Brain Drain One of the major concerns of today's companies is the shortage of labor, especially in management. The baby boomers are nearing retirement age in the United States and the birth rate is dropping. These circumstances, coupled with the booming economy are the main causes of the labor shortage. There is a high demand for labor but the once seemingly bottomless pool of employees and managers that companies drew from has started to dry up. What are the factors that contributed to the problem and how are today's corporations going to handle this problem?
The type of labor needed in today's society has been undergoing a constant change. There is an increase in demand for workers but there is a much greater demand…show more content…
The projected increase in year olds in the workforce from to is a staggering 54%. The projected change in the year old bracket is %. These trends are not only true in the United States. Japan is also going to be coping with similar problems. Today the people over age 65 compose 16% of Japan's population, but by the year it is projected that percentage will soar to %. Japan, just like the United States is going to have to attempt to retain some of this group in the workforce to compensate for the continually falling birthrate in their country. This problem is very true in Europe too. Since Germany, France and Italy have experienced a continual fall in working population ages This trend is projected to continue into the year

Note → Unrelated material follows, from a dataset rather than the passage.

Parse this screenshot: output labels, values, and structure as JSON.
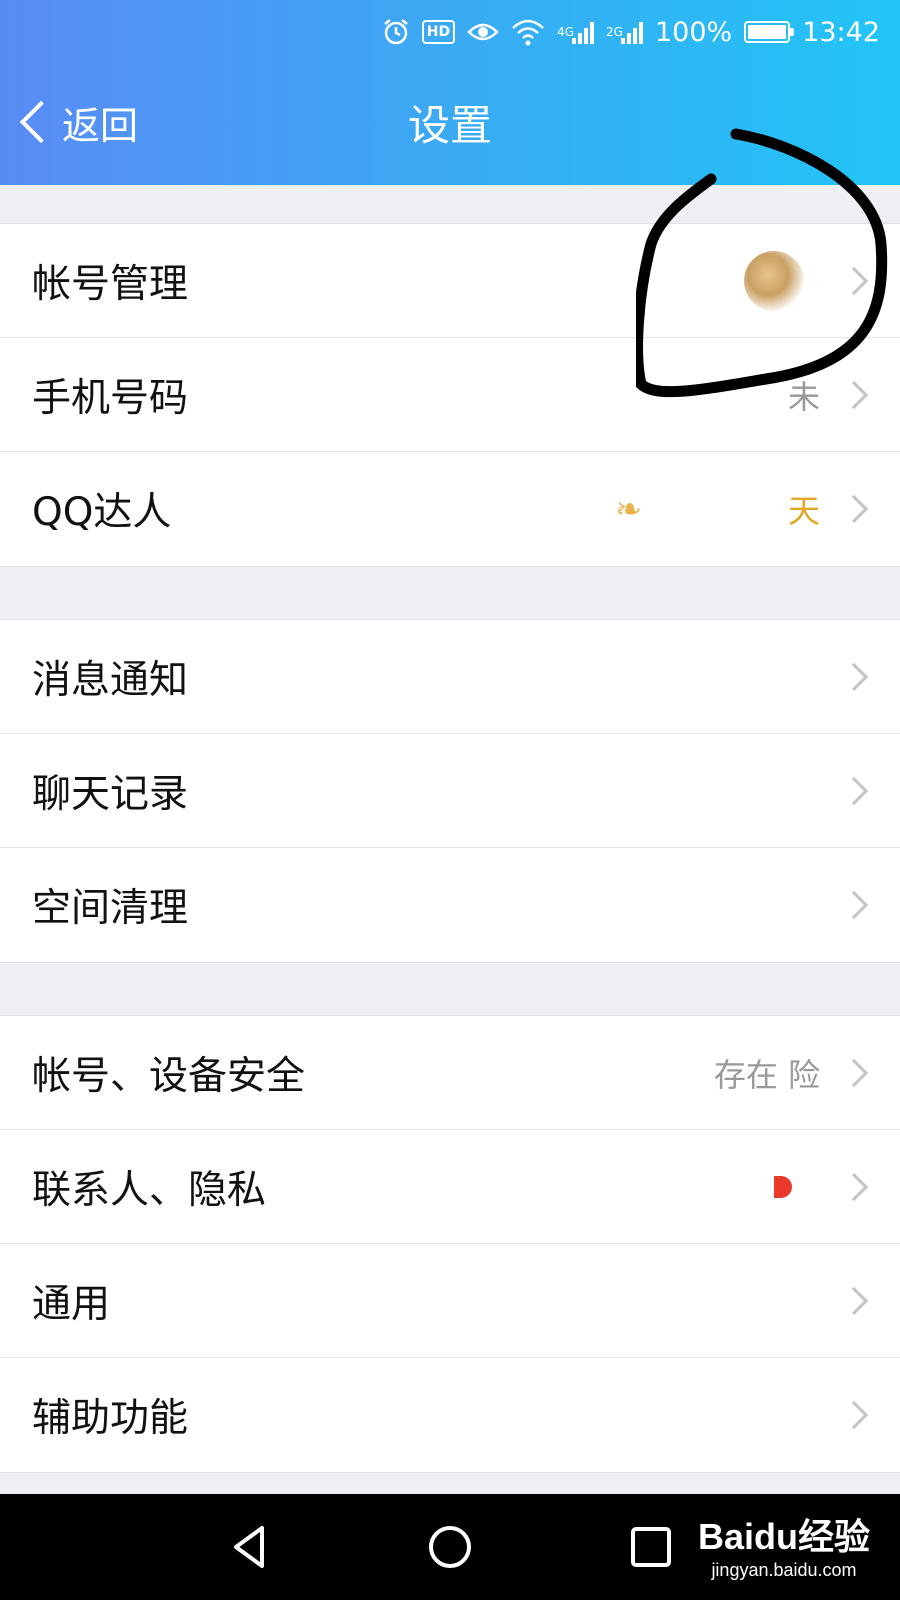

Our aging population is also choosing to retire much earlier than they once did. This is a factor contributing to the strong economy we are enjoying now. The old are growing older, living longer and they are healthier than ever. Breakthroughs in medicine have enabled people to live much longer. The advancements our pharmaceutical companies research and development departments have made are staggering. Diseases that once were a death sentence are curable. Organs that are failing in the human body can be replaced or rebuilt. There